In short, if you want to launch a successful new widget or wingle, the U.S. is the best place to do it, Bhide says

Harvard Business School marketing professor John Quelch readily agrees. In a recent post on Harvard Business Publishing, Quelch underscores How Consumers Drive American Innovation.

"This willingness to adopt new products, new processes and new services more rapidly than consumers in other countries may be the most important of all enablers of entrepreneurship and innovation in America."
So all of you who were first in line to buy the Ford Mustang, Polaroid camera, IBM PC Jr., TiVo player -- and those want to be the first on their block to own a jet bike -- take a bow!
  • Sean Silverthorne

    Sean Silverthorne is the editor of HBS Working Knowledge, which provides a first look at the research and ideas of Harvard Business School faculty. Working Knowledge, which won a Webby award in 2007, currently records 4 million unique visitors a year. He has been with HBS since 2001.

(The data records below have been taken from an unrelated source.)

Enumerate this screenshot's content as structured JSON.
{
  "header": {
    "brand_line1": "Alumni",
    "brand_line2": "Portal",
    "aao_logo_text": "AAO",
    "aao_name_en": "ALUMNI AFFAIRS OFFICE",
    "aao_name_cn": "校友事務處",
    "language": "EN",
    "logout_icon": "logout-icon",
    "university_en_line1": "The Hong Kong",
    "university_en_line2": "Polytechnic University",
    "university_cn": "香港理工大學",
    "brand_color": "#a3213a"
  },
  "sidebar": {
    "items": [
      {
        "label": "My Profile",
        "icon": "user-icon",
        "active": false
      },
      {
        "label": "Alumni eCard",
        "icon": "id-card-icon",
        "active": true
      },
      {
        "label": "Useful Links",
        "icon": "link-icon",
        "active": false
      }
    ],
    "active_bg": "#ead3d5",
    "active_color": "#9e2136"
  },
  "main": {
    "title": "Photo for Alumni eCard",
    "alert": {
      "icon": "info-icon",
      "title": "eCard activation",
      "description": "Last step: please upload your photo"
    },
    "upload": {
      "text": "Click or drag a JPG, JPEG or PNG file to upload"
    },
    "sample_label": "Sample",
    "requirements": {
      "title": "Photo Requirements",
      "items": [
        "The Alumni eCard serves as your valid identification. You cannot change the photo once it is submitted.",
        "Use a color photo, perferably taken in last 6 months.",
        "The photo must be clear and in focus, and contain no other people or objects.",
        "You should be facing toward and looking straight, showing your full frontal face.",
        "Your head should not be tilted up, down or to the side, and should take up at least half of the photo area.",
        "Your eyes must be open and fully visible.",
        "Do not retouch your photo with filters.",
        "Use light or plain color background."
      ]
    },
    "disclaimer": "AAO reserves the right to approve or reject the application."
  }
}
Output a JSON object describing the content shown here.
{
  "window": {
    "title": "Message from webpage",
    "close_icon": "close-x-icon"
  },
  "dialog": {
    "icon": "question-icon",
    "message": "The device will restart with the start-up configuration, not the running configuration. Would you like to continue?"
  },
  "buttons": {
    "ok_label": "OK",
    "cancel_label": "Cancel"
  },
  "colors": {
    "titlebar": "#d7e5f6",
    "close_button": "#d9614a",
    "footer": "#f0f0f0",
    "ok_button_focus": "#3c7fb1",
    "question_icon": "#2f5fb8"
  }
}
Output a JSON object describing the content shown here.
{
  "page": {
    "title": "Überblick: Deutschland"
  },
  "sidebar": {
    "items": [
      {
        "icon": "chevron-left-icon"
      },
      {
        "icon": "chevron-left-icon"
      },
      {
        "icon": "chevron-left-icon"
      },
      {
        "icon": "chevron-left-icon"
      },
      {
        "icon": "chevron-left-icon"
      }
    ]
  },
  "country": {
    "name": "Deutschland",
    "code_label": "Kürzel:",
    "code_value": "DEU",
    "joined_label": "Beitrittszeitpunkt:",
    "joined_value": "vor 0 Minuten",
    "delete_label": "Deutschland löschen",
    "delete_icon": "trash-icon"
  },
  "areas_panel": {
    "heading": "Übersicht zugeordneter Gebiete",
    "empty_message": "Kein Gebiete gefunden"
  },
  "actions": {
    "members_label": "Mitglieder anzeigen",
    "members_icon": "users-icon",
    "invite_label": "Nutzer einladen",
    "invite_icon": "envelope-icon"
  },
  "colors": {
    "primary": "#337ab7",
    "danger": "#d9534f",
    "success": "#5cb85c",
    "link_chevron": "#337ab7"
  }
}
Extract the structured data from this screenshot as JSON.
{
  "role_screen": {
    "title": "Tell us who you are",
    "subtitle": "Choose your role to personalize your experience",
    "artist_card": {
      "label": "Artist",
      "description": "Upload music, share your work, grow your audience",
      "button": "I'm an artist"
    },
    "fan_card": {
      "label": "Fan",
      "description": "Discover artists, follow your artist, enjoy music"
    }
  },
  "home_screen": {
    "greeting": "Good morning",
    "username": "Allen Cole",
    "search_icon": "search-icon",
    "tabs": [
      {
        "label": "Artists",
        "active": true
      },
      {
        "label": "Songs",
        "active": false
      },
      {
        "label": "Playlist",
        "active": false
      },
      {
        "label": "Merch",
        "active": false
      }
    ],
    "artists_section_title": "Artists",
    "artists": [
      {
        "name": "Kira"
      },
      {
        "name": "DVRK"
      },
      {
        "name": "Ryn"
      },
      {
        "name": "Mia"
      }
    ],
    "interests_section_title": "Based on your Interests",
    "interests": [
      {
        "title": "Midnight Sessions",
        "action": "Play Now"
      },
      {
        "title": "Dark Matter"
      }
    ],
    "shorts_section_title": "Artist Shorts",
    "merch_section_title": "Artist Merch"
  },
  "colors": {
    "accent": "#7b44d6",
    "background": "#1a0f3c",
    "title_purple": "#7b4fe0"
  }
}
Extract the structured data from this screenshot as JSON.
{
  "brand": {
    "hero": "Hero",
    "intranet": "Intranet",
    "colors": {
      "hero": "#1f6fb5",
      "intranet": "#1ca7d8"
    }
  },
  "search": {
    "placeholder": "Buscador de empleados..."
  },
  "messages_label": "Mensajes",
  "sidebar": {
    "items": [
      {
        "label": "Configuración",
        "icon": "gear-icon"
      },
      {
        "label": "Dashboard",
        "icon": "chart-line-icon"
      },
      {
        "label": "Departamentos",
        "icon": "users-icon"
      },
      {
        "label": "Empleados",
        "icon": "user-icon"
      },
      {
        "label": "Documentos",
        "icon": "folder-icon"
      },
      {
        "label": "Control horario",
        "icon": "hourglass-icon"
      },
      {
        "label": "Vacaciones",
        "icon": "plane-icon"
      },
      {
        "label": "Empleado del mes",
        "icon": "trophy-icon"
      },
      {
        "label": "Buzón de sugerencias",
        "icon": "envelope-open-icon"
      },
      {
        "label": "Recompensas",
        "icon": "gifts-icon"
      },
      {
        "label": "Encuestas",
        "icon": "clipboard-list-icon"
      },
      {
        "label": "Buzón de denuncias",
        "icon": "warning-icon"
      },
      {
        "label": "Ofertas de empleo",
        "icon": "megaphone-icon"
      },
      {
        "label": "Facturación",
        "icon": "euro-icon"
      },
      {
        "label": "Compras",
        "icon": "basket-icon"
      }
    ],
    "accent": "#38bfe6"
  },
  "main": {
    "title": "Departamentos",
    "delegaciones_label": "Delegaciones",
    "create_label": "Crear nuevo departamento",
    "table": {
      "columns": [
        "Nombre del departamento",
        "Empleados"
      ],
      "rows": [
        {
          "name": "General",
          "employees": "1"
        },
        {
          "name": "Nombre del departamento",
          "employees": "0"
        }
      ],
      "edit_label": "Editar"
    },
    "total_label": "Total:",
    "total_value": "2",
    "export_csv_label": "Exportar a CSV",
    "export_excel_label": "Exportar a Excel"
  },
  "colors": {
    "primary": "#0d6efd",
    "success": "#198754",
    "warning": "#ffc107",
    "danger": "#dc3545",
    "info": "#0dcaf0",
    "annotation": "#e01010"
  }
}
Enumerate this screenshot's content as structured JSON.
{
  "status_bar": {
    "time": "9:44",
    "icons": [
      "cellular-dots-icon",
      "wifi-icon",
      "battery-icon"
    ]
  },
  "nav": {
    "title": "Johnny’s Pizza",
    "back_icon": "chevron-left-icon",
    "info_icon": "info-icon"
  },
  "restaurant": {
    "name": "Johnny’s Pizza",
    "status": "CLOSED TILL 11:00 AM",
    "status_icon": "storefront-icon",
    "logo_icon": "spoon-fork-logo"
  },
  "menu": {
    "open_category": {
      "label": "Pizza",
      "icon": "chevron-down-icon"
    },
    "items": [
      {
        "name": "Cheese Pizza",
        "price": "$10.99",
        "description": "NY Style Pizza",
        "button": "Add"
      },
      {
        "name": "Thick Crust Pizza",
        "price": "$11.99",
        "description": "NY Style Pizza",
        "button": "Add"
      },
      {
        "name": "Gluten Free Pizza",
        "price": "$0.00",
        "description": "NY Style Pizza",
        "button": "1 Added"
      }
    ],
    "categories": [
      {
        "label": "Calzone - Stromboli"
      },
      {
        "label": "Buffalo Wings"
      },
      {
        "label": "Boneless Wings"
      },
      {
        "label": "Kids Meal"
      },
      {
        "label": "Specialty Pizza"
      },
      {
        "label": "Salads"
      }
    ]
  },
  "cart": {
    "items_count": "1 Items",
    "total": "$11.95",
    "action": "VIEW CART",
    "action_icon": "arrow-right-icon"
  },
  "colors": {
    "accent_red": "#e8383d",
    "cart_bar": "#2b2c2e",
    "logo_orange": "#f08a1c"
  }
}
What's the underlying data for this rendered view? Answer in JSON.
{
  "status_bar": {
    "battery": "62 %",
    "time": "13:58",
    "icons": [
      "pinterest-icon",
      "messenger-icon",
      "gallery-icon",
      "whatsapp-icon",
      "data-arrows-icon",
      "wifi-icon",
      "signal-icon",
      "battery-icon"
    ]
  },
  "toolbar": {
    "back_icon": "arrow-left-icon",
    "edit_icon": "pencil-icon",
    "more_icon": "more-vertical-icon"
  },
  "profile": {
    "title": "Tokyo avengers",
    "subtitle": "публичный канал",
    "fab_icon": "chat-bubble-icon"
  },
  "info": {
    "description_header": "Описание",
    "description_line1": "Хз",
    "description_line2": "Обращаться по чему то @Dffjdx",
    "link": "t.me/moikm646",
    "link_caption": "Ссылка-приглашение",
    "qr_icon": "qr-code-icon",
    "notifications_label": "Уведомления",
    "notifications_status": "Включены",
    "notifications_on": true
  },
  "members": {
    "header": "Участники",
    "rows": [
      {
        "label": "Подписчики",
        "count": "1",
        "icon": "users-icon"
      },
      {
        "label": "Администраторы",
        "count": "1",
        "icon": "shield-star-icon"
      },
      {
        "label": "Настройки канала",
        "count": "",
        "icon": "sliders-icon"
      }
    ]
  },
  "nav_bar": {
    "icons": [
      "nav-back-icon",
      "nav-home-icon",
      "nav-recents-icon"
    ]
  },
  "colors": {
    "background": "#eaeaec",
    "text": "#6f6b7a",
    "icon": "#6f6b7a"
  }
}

    Silverthorne has 28 years experience in print and online journalism. Before arriving at HBS, he was a senior editor at CNET and executive editor of ZDNET News. While at At Ziff-Davis, Silverthorne also worked on the daily technology TV show The Site, and was a senior editor at PC Week Inside, which chronicled the business of the technology industry. He has held several reporting and editing roles on a variety of newspapers, and was Investor Business Daily's first journalist based in Silicon Valley.